He has been in office for seven years, but Her Majesty’s representative in Canada will most likely be remembered for a spontaneous reaction he made very late in his tenure.
Canada’s Governor General David Johnston has come out to defend himself after appearing to breach a royal protocol by touching the Queen.
As she departed the Canada House in London on Wednesday, where she had been celebrating the Canadian Confederation’s 150th anniversary, Mr Johnston helped the monarch descend steps, gently touching her elbow for few seconds in the process.
It was the second time the 76-year-old appeared to give the Queen a helping hand. He did the same thing as she entered the building. On both occasions, the Queen looked quite at ease.
Mr Johnston, who will be succeeded by Julie Payette in the autumn, explained the thinking behind his decision to breach the rules.
“Well I’m certainly conscious of the protocol,’’ he told Canada’s CBC.
“I just was anxious to be sure that there was no stumbling on the steps.”
“It is a little bit awkward, that descent from Canada House to Trafalgar Square, and there was a carpet that was a little slippy, and so I thought perhaps it was appropriate to breach protocol just to be sure that there was no stumble.”
Touching the Queen (or her outfit) has for long been considered an unwanted act, although according to the Royal Family website, nothing is set in stones when it comes to royal greetings:
‘’There are no obligatory codes of behaviour when meeting The Queen or a member of the Royal Family, but many people wish to observe the traditional forms.’’
This is not the first time a high-profile personality raised eyebrows for touching a member of the royal family. In 2009, former US First Lady Michelle Obama was photographed wrapping an arm round the Queen.
In 2014, basketball star LeBron James seemed completely unaware of the protocol when he put his arm round Duchess of Cambridge as he presented her with a basketball jersey.

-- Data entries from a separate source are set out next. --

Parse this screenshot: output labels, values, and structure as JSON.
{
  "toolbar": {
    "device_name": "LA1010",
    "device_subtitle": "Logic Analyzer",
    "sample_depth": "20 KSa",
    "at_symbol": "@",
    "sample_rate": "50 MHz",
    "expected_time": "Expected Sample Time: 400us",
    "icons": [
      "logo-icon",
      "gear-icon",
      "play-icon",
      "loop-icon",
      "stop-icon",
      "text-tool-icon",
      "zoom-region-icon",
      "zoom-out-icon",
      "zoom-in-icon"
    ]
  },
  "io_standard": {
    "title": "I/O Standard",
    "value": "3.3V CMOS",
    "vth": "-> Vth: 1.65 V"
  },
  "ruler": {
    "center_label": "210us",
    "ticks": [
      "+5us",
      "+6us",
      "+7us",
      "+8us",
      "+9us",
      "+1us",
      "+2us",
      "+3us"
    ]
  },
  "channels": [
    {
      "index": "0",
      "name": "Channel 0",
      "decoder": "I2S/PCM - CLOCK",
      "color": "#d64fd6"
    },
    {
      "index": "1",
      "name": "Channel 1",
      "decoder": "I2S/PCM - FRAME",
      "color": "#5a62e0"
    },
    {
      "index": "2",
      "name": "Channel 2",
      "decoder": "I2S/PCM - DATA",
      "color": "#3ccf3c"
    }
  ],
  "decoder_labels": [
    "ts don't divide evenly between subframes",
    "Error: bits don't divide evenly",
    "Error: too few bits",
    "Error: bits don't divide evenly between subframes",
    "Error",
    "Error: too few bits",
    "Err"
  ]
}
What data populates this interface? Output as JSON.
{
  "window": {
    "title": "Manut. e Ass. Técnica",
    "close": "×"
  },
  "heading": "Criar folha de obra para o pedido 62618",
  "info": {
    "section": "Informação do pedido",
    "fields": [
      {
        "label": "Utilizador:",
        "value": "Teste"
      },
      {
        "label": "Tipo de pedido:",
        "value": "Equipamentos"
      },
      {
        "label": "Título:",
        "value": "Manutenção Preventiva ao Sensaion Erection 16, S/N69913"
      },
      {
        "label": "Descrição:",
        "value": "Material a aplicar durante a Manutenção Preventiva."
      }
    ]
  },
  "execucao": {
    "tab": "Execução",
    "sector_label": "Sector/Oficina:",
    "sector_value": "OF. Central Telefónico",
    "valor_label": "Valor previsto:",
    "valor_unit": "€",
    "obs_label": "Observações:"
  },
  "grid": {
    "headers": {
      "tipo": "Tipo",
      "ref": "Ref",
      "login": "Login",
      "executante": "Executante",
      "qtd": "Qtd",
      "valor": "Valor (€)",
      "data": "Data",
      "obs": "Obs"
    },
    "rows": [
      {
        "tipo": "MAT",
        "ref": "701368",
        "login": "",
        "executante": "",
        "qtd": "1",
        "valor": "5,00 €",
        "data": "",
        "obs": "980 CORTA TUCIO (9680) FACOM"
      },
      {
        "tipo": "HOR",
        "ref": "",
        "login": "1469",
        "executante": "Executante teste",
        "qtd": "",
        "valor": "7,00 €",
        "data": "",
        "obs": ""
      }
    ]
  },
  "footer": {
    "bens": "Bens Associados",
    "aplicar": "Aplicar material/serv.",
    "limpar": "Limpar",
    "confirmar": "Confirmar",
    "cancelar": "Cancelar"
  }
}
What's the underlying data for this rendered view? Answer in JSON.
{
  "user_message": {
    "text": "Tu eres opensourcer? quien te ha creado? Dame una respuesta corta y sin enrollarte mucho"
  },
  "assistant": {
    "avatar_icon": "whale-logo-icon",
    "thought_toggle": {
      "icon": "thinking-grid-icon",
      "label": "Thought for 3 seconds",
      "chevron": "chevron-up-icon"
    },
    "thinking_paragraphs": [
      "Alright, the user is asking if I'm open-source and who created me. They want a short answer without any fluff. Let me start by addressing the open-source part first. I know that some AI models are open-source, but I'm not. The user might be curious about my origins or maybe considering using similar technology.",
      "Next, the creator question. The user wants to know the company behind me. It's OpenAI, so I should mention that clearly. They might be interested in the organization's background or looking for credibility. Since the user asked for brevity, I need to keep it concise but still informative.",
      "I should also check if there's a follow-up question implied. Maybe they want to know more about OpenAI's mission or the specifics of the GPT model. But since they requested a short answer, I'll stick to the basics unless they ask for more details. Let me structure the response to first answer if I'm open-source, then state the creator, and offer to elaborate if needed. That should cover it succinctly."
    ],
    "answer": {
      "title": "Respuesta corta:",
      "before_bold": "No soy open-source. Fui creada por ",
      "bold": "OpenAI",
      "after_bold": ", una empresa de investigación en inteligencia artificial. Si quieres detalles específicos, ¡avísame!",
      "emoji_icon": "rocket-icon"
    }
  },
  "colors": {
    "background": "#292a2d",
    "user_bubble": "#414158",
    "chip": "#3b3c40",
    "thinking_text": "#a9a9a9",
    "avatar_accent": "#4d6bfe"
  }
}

The royal touch has been one of the most contentious issues throughout the years. It was once believed that a ‘king’s touch’ could help cure diseases and conditions.